Generator: A generator is mounted in the power house and it is mechanically coupled to the turbine shaft. When the turbine blades are rotated, it drives the generator and electricity is generated which is then stepped up with the help of a transformer for the transmission purpose.
Surge Tank:Surge tanks are usually provided in high or medium head power plants when considerably long penstock is required. A surge tank is a small reservoir or tank which is open at the top. It is fitted between the reservoir and the power house. The water level in the surge tank rises or falls to reduce the pressure swings in the penstock. When there is sudden reduction in load on the turbine, the governor closes the gates of the turbine to reduce the water flow. This causes pressure to increase abnormally in the penstock. This is prevented by using a surge tank, in which the water level rises to reduce the pressure. On the other hand, the surge tank provides excess water needed when the gates are suddenly opened to meet the increased load demand.
[Also read: Power Plants | Electricity Generating Stations]
Types of Hydro-power plants
Conventional plants use potential energy from dammed water. The energy extracted depends on the volume and head of the water. The difference between height of water level in the reservoir and the water outflow level is called as water head.
Pumped storage plant:
In pumped storage plant, a second reservoir is constructed near the water outflow from the turbine. When the demand of electricity is low, the water from lower reservoir is pumped into the upper (main) reservoir. This is to ensure sufficient amount of water available in the main reservoir to fulfil the peak loads.

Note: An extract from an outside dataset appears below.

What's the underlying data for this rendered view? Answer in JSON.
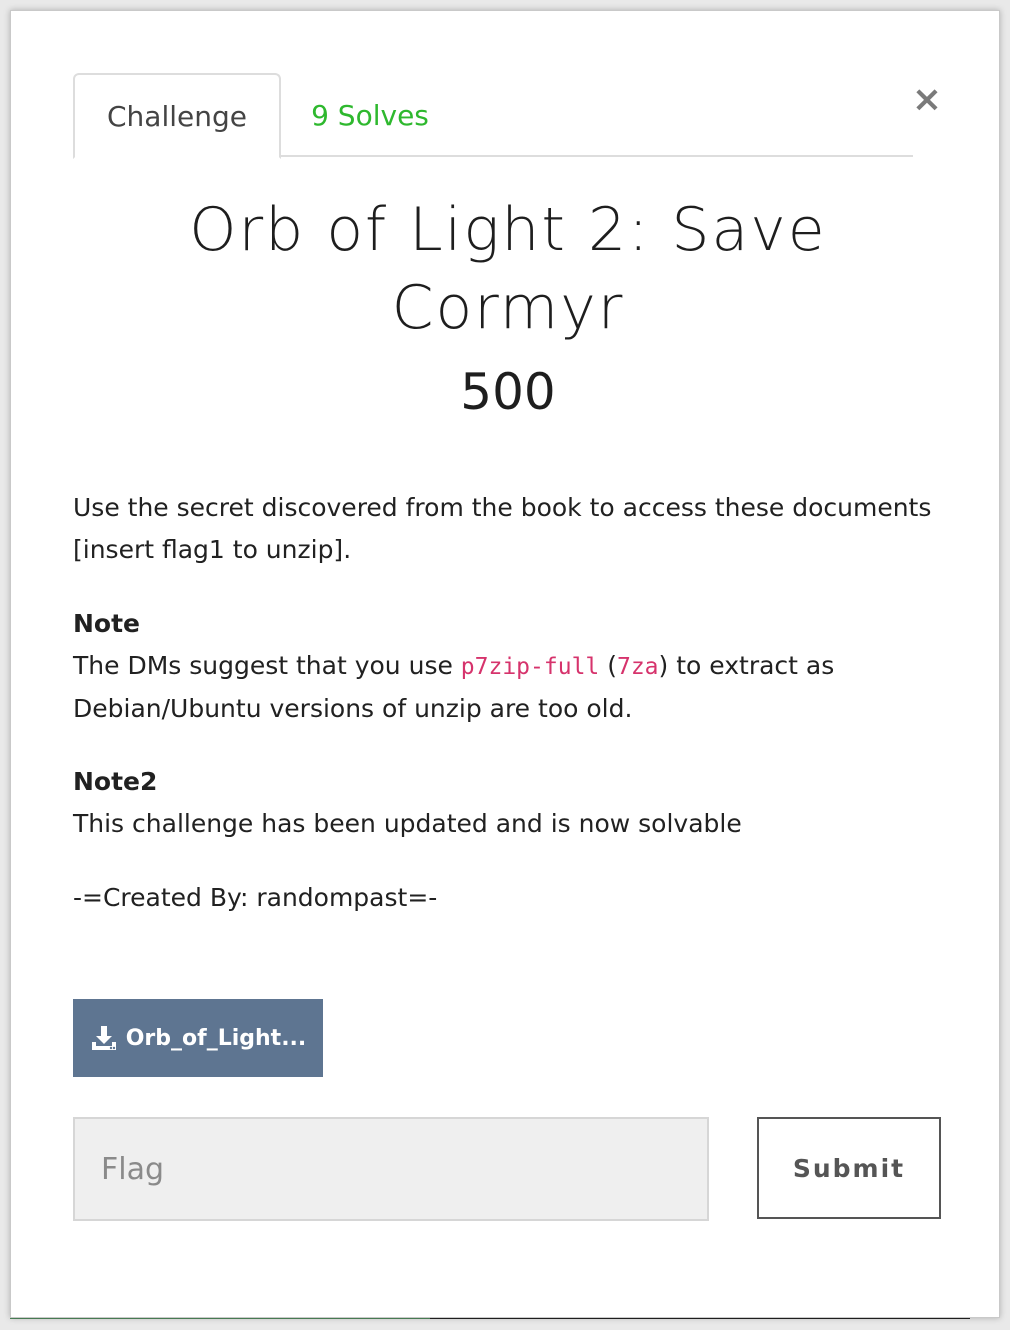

In this type of facility, no dam is constructed and, hence, reservoir is absent. A portion of river is diverted through a penstock or canal to the turbine. Thus, only the water flowing from the river is available for the generation. And due to absence of reservoir, any oversupply of water is passed unused.
Advantages of a hydroelectric power plant
- No fuel is required as potential energy is stored water is used for electricity generation
- Neat and clean source of energy
- Very small running charges - as water is available free of cost
- Comparatively less maintenance is required and has longer life
- Serves other purposes too, such as irrigation
- Very high capital cost due to construction of dam
- High cost of transmission – as hydro plants are located in hilly areas which are quite away from the consumers